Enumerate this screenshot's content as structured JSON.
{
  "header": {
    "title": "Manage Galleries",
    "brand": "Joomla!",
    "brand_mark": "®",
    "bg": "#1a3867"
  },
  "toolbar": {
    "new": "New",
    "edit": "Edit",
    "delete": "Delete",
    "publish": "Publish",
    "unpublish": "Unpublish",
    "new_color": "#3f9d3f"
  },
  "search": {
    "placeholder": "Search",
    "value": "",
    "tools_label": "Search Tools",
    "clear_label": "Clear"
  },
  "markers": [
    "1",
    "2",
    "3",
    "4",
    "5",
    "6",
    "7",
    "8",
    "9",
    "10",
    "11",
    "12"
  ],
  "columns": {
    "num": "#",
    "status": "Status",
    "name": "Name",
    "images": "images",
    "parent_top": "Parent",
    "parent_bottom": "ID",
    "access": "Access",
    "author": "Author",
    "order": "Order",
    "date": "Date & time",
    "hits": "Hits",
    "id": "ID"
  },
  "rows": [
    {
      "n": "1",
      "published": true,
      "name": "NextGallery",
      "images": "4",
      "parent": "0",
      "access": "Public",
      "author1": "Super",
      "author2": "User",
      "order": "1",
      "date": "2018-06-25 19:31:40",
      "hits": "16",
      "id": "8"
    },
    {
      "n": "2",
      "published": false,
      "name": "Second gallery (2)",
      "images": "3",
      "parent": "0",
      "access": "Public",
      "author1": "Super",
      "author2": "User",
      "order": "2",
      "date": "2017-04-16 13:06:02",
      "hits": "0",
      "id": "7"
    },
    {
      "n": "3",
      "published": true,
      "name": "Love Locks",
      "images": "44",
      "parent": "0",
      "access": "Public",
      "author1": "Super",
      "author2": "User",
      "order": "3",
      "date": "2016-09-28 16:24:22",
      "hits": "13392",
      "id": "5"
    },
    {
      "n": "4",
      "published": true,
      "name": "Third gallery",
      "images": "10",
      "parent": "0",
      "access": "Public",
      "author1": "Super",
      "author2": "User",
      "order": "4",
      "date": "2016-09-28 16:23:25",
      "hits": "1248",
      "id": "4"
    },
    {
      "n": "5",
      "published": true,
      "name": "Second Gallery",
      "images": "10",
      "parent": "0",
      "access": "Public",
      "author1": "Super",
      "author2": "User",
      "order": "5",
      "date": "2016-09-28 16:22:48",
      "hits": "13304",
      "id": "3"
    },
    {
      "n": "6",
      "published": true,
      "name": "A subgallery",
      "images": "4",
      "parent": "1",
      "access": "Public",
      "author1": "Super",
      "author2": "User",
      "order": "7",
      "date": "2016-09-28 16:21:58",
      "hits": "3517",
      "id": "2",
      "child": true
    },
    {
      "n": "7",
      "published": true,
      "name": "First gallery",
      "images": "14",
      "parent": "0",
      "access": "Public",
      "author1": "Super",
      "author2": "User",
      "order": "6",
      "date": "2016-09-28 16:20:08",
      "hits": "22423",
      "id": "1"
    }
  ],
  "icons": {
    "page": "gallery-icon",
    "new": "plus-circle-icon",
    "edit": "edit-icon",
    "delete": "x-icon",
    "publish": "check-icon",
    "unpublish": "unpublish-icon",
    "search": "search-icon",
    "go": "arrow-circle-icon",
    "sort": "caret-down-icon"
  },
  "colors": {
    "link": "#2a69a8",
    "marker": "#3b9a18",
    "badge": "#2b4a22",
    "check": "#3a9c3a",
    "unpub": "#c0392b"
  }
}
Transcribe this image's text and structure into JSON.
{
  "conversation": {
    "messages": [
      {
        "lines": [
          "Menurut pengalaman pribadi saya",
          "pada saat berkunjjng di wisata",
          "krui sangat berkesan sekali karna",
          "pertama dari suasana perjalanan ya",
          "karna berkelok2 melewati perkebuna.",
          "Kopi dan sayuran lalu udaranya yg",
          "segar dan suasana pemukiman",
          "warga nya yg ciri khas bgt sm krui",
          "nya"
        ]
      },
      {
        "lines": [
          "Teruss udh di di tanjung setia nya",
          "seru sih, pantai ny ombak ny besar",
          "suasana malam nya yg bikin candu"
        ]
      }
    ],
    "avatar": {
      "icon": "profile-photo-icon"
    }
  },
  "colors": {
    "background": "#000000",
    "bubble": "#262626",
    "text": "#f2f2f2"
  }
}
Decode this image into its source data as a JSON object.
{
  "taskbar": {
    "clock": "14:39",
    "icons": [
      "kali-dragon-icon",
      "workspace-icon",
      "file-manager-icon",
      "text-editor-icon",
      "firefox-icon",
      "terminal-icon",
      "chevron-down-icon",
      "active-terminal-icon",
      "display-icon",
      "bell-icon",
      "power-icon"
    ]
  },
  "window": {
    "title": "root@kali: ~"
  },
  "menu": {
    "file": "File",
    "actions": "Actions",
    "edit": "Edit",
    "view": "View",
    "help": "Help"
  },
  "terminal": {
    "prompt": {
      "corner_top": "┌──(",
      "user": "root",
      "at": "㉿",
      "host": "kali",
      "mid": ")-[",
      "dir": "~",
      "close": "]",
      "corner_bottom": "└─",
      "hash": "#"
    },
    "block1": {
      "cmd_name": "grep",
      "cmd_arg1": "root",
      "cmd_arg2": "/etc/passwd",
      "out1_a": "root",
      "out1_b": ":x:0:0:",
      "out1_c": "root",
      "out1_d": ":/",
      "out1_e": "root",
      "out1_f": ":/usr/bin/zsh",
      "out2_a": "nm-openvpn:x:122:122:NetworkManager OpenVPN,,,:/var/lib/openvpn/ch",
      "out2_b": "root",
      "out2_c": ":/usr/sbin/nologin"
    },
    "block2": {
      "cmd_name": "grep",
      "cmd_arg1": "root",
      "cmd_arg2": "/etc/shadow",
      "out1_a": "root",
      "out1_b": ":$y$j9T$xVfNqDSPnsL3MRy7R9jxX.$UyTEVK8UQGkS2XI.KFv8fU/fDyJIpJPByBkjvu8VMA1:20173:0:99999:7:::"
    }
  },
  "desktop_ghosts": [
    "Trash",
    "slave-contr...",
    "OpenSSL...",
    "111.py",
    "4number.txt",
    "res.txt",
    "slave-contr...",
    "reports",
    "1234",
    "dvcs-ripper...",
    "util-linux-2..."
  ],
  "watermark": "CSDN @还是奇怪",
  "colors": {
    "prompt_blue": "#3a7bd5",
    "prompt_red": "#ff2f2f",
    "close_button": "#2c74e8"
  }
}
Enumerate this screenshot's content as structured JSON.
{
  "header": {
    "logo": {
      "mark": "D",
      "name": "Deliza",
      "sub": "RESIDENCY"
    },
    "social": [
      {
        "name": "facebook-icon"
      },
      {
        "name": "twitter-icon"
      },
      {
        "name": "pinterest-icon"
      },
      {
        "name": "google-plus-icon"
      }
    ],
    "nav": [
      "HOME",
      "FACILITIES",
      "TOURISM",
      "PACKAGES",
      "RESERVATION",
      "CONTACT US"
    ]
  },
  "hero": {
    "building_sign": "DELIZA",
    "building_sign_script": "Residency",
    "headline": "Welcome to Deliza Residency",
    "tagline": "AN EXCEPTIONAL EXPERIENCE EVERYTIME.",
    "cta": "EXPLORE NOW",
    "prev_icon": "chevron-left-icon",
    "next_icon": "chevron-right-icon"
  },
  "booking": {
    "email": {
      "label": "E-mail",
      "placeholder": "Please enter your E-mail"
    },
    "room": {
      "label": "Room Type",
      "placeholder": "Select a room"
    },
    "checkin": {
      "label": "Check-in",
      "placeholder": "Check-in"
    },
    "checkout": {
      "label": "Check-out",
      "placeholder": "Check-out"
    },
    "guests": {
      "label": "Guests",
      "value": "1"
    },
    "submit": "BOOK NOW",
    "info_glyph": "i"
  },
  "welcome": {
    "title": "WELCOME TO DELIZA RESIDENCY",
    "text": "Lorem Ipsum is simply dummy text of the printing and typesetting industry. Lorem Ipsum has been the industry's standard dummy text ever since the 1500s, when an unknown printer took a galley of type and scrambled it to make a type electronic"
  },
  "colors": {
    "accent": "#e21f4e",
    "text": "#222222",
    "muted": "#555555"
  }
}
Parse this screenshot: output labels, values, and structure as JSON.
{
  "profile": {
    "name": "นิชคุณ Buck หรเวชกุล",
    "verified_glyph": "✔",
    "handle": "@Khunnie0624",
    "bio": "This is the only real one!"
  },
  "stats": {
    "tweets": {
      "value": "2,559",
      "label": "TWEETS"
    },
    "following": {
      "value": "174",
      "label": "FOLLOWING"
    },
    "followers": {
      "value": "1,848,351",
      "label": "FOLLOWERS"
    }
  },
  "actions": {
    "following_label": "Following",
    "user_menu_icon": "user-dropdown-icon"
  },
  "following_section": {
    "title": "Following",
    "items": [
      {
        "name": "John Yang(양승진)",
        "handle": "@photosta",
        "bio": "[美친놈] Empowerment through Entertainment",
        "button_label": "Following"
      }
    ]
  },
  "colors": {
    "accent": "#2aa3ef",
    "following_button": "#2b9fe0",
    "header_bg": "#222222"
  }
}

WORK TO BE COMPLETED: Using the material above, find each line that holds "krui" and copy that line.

TASK RESULT:
          "krui sangat berkesan sekali karna",
          "warga nya yg ciri khas bgt sm krui",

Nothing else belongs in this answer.